In what is otherwise a pretty good package, the third row is, for want of a better term, inadequate and is best reserved for children or short journeys. In terms of pure numbers, the knee room stands at 640mm for the Alturas, 660mm for the Fortuner and massive 730mm for the Endeavour. These might be small numbers in their actuality but the additional space will make a major difference in terms of comfort factor.
The Alturas will only be offered with a 2.2-litre diesel producing 184bhp/420Nm. It is mated to a seven-speed automatic and the car that we drove gets AWD. On the go, there’s lag under the 2000rpm mark but after that it’s a linear stream with sufficient grunt to propel this over a two tonne car without much effort.
The gearing gets taller as you move up the ratios and you can cruise at 80kmph at just under 2000rpm in seventh gear. One of the nice things we found is that there’s no freewheeling during off-throttle coasting. This is especially reassuring while going downhill in such a large vehicle. There are no drive modes but, it does come with a manual mode via a switch on the gated gear lever. It’s not the most effective system and you are better off letting the car do its own thing.
At the lower end of things, the ride is acceptable and the Alturas takes everything in its stride without really having to put in too much effort.
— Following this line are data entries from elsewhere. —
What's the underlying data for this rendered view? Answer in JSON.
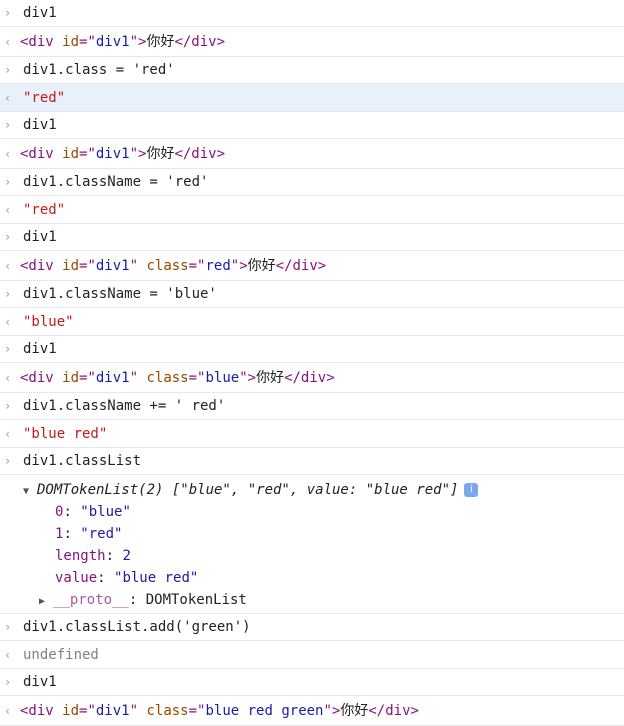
{
  "markers": {
    "input": "›",
    "output": "‹"
  },
  "entries": [
    {
      "cmd": "div1",
      "el": {
        "id": "div1",
        "cls": "",
        "text": "你好"
      }
    },
    {
      "cmd": "div1.class = 'red'",
      "result": "\"red\""
    },
    {
      "cmd": "div1",
      "el": {
        "id": "div1",
        "cls": "",
        "text": "你好"
      }
    },
    {
      "cmd": "div1.className = 'red'",
      "result": "\"red\""
    },
    {
      "cmd": "div1",
      "el": {
        "id": "div1",
        "cls": "red",
        "text": "你好"
      }
    },
    {
      "cmd": "div1.className = 'blue'",
      "result": "\"blue\""
    },
    {
      "cmd": "div1",
      "el": {
        "id": "div1",
        "cls": "blue",
        "text": "你好"
      }
    },
    {
      "cmd": "div1.className += ' red'",
      "result": "\"blue red\""
    },
    {
      "cmd": "div1.classList"
    },
    {
      "cmd": "div1.classList.add('green')",
      "result": "undefined"
    },
    {
      "cmd": "div1",
      "el": {
        "id": "div1",
        "cls": "blue red green",
        "text": "你好"
      }
    }
  ],
  "tokenlist": {
    "head": "DOMTokenList(2) [\"blue\", \"red\", value: \"blue red\"]",
    "info_icon": "i",
    "props": [
      {
        "key": "0",
        "value": "\"blue\""
      },
      {
        "key": "1",
        "value": "\"red\""
      },
      {
        "key": "length",
        "value": "2"
      },
      {
        "key": "value",
        "value": "\"blue red\""
      }
    ],
    "proto_key": "__proto__",
    "proto_value": "DOMTokenList"
  },
  "colors": {
    "string": "#c41a16",
    "tag": "#881280",
    "attr": "#994500",
    "attr_value": "#1a1aa6",
    "highlight": "#e8f0fb"
  }
}
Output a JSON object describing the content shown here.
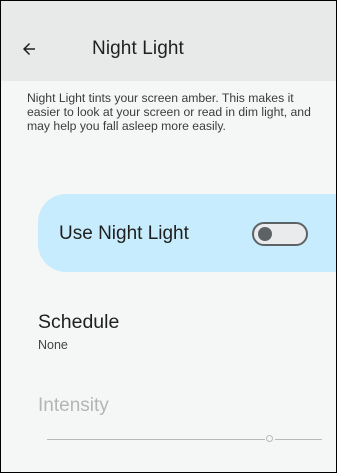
{
  "header": {
    "back_icon": "arrow-left-icon",
    "title": "Night Light"
  },
  "description": "Night Light tints your screen amber. This makes it easier to look at your screen or read in dim light, and may help you fall asleep more easily.",
  "night_light_toggle": {
    "label": "Use Night Light",
    "enabled": false,
    "card_color": "#c7ecfd"
  },
  "schedule": {
    "title": "Schedule",
    "value": "None"
  },
  "intensity": {
    "title": "Intensity",
    "value": 0.8,
    "disabled": true
  },
  "colors": {
    "background": "#f5f6f6",
    "app_bar": "#e8eaea",
    "text_primary": "#1f1f1f",
    "disabled_text": "#b3b6b7"
  }
}
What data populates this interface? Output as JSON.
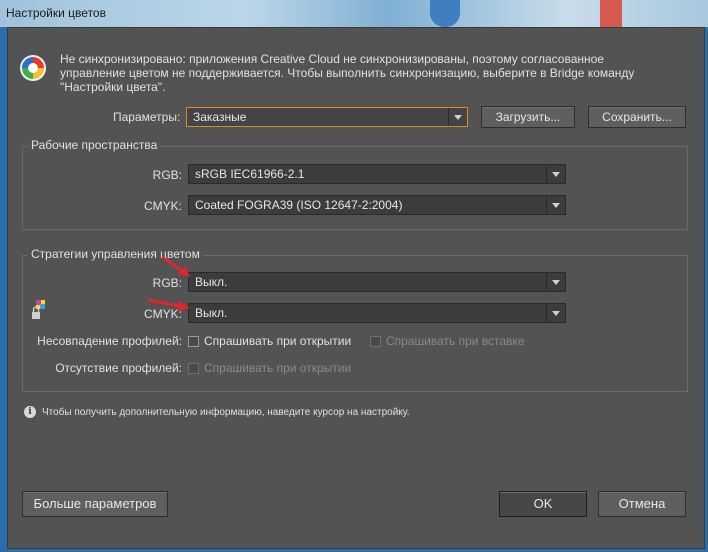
{
  "window": {
    "title": "Настройки цветов"
  },
  "sync": {
    "icon": "color-wheel-icon",
    "line1": "Не синхронизировано: приложения Creative Cloud не синхронизированы, поэтому согласованное",
    "line2": "управление цветом не поддерживается. Чтобы выполнить синхронизацию, выберите в Bridge команду",
    "line3": "\"Настройки цвета\"."
  },
  "settings": {
    "label": "Параметры:",
    "value": "Заказные",
    "load_label": "Загрузить...",
    "save_label": "Сохранить..."
  },
  "workspaces": {
    "title": "Рабочие пространства",
    "rgb_label": "RGB:",
    "rgb_value": "sRGB IEC61966-2.1",
    "cmyk_label": "CMYK:",
    "cmyk_value": "Coated FOGRA39 (ISO 12647-2:2004)"
  },
  "policies": {
    "title": "Стратегии управления цветом",
    "rgb_label": "RGB:",
    "rgb_value": "Выкл.",
    "cmyk_label": "CMYK:",
    "cmyk_value": "Выкл.",
    "mismatch_label": "Несовпадение профилей:",
    "ask_open_label": "Спрашивать при открытии",
    "ask_paste_label": "Спрашивать при вставке",
    "missing_label": "Отсутствие профилей:",
    "missing_ask_open_label": "Спрашивать при открытии"
  },
  "info": {
    "text": "Чтобы получить дополнительную информацию, наведите курсор на настройку."
  },
  "footer": {
    "more_label": "Больше параметров",
    "ok_label": "OK",
    "cancel_label": "Отмена"
  },
  "colors": {
    "accent": "#d88a2a",
    "annotation_arrow": "#e0262c",
    "dialog_bg": "#535353"
  }
}
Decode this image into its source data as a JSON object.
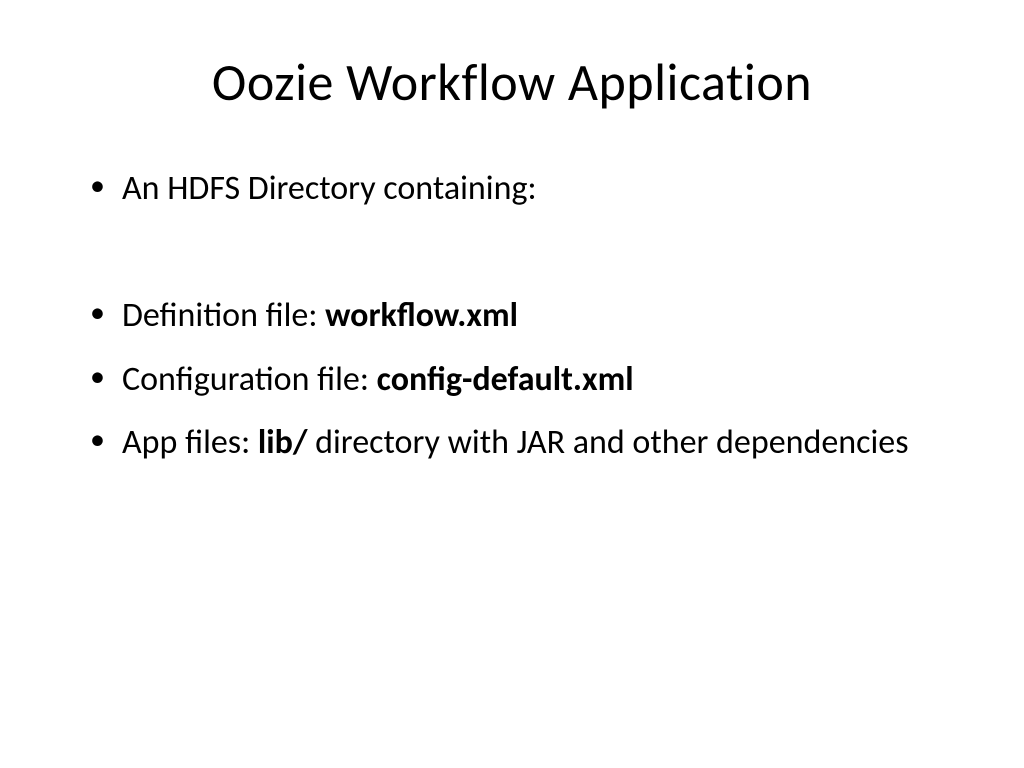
{
  "slide": {
    "title": "Oozie Workflow Application",
    "bullets": [
      {
        "segments": [
          {
            "text": "An HDFS Directory containing:",
            "bold": false
          }
        ]
      },
      {
        "spacer": true
      },
      {
        "segments": [
          {
            "text": "Definition file: ",
            "bold": false
          },
          {
            "text": "workflow.xml",
            "bold": true
          }
        ]
      },
      {
        "segments": [
          {
            "text": "Configuration file: ",
            "bold": false
          },
          {
            "text": "config-default.xml",
            "bold": true
          }
        ]
      },
      {
        "segments": [
          {
            "text": "App files: ",
            "bold": false
          },
          {
            "text": "lib/",
            "bold": true
          },
          {
            "text": " directory with JAR and other dependencies",
            "bold": false
          }
        ]
      }
    ]
  }
}
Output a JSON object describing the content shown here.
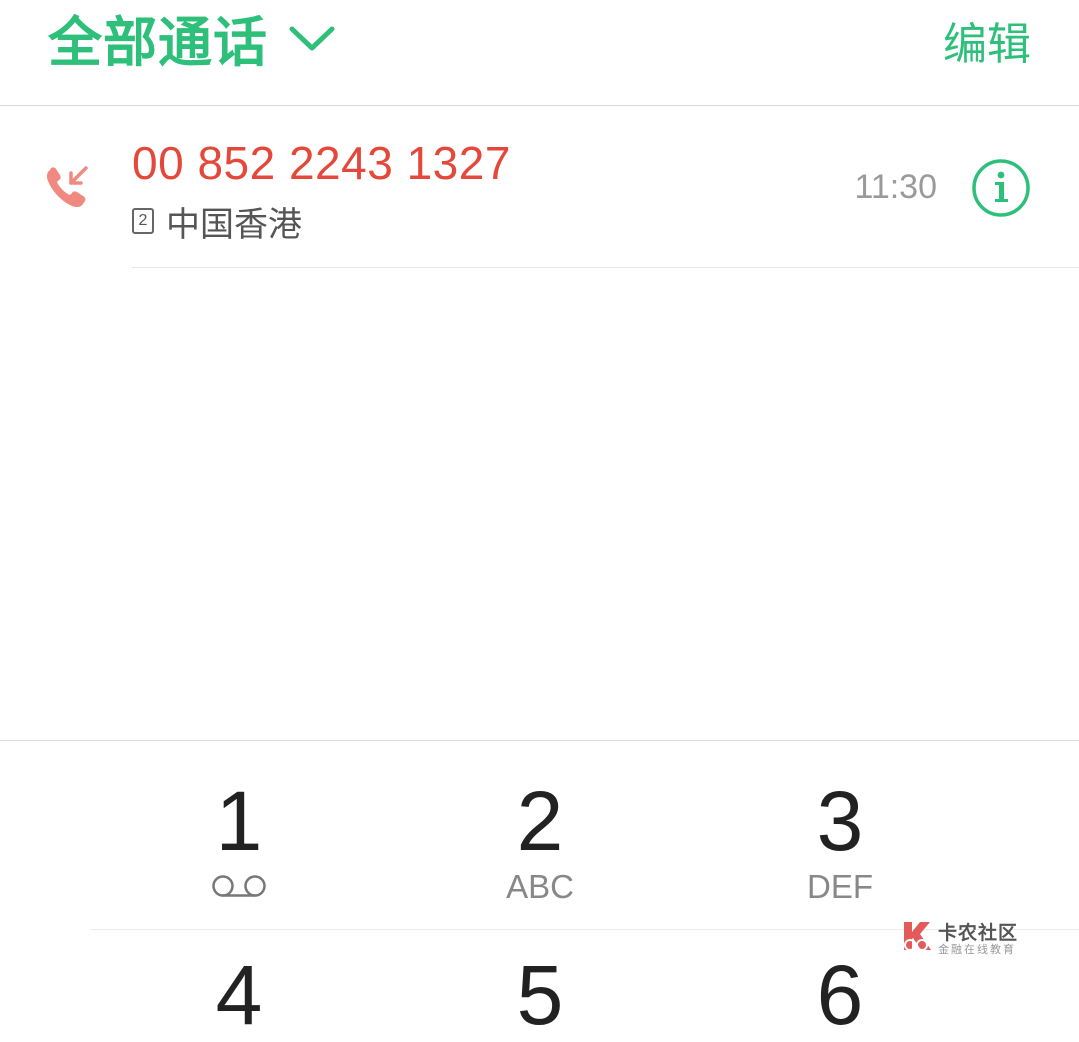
{
  "header": {
    "filter_title": "全部通话",
    "edit_label": "编辑"
  },
  "calls": [
    {
      "number": "00 852 2243 1327",
      "sim": "2",
      "location": "中国香港",
      "time": "11:30",
      "type": "incoming"
    }
  ],
  "dialpad": {
    "keys": [
      {
        "digit": "1",
        "letters": ""
      },
      {
        "digit": "2",
        "letters": "ABC"
      },
      {
        "digit": "3",
        "letters": "DEF"
      },
      {
        "digit": "4",
        "letters": ""
      },
      {
        "digit": "5",
        "letters": ""
      },
      {
        "digit": "6",
        "letters": ""
      }
    ]
  },
  "watermark": {
    "title": "卡农社区",
    "subtitle": "金融在线教育"
  },
  "colors": {
    "accent": "#2ebf7a",
    "incoming_number": "#e4483a",
    "incoming_icon": "#f08a80"
  }
}
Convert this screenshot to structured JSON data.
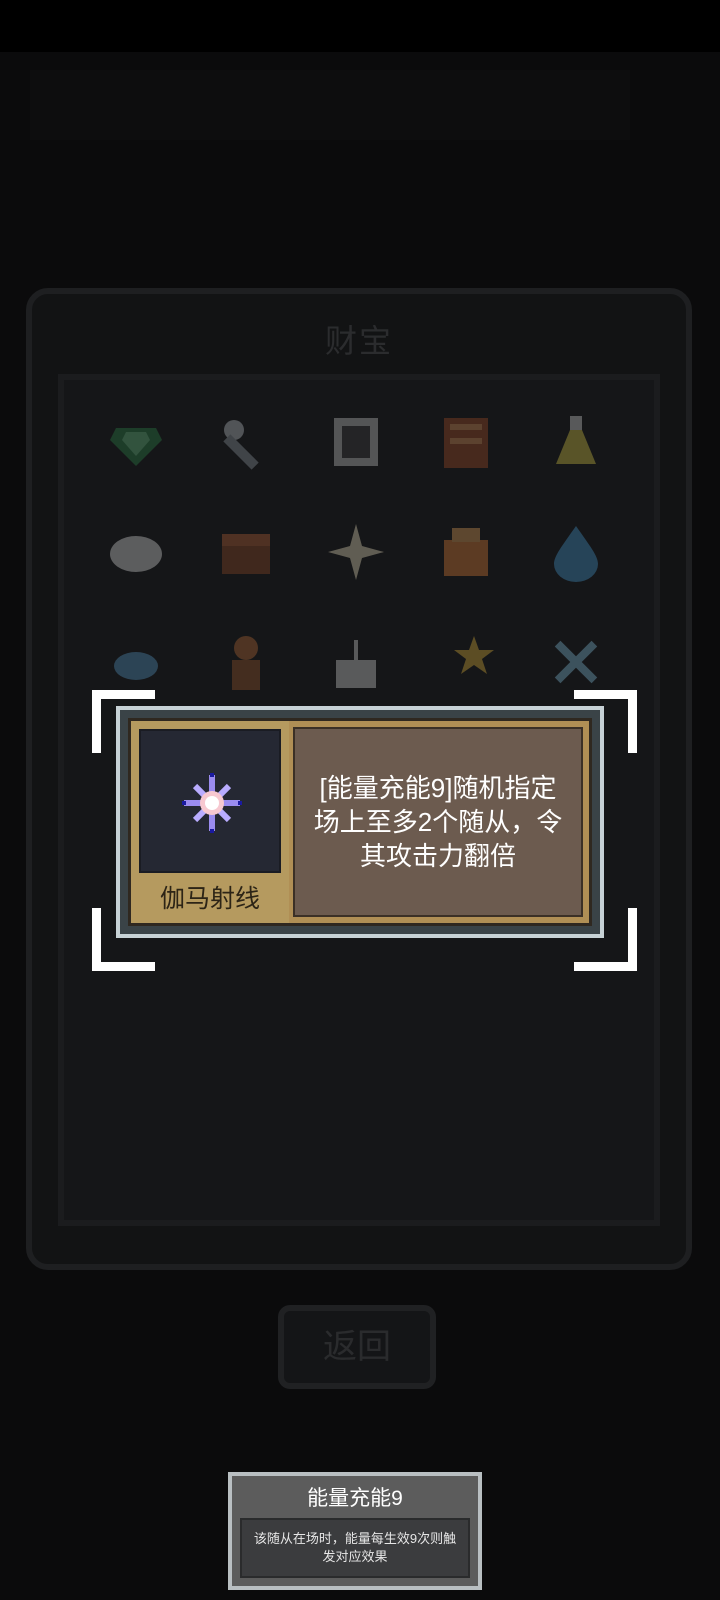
{
  "panel": {
    "title": "财宝"
  },
  "return_button": {
    "label": "返回"
  },
  "highlight_card": {
    "name": "伽马射线",
    "description": "[能量充能9]随机指定场上至多2个随从，令其攻击力翻倍",
    "icon": "star-sparkle-icon"
  },
  "tooltip": {
    "title": "能量充能9",
    "body": "该随从在场时，能量每生效9次则触发对应效果"
  },
  "grid_items": [
    "emerald-gem-icon",
    "wrench-icon",
    "scroll-icon",
    "book-icon",
    "potion-icon",
    "egg-icon",
    "treasure-chest-icon",
    "sparkle-icon",
    "pouch-icon",
    "water-drop-icon",
    "crab-icon",
    "statue-icon",
    "cake-icon",
    "star-wand-icon",
    "crossed-swords-icon"
  ],
  "colors": {
    "card_frame": "#b08f55",
    "card_text_bg": "#6c5b4f",
    "icon_bg": "#252833",
    "bracket": "#ffffff"
  }
}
Even the largest pot holes can be dealt with, thanks in part to the high ground clearance. Passengers are insulated from a lot of the NVH from outside thanks to some high quality insulation work in the cabin and realistically, things only get really noisy when you are on a concrete road.
However, at high speed, the car feels busy with a lot of vertical movement – something that is surely not confidence inducing. One of the major surprises is the straight line stability. Even at significant three-digit speeds the car, despite its size and width, is not affected by cross winds.
In terms of handling, the Alturas feels big and heavy. Given its size, weight and high centre of gravity, the Alturas doesn’t like to be hustled around corners and you are better off guiding it from point to point at a slower speed. There’s a bit of play in steering and it does feel quite light at low speeds.
|Max. Power (bhp@rpm)||178@4000|
|Max. torque (Nm@rpm)||420@1600|
|Fuel Capacity (in litres)||78|
|Tyre size||255/60 R18|
|Power Driver's Seat||Yes|
|Nappa Leather upholstery||Yes|
|Automatic Tail Gate Opening||Yes|
Competition All Specs
|Variant||4WD||2.8 4X4 AT||3.2 4X4 AT|
|Engine Capacity||2.2 Litre||2755||3198|
|Max. Power (bhp@rpm)||178@4000||174@ 3400||197@3000|
|Max. torque (Nm@rpm)||420@1600||450@ 1600||470@1750|
|Fuel Capacity (in litres)||78||80||80|
|Tyre size||255/60 R18||265/60 R18||265/60 R18|
Now, the fact that Mahindra has segmented this car for India is not surprising- They did tell us, at the 2018 Auto Expo, no less. What is news is that on first impressions, the Alturas G4 looks to be a significant jump over its predecessor. There’s a new engine, gearbox and modern design stepping up the game for the car significantly and more importantly something from the Indian automaker’s stables that’s capable of taking the fight to the Ford Endeavour and Toyota Fortuner. Mahindra now needs to price the Alturas correctly and also offer a good after-sales experience to ensure that this car makes its mark in the premium SUV segment.
Photographs by Kaustubh Gandhi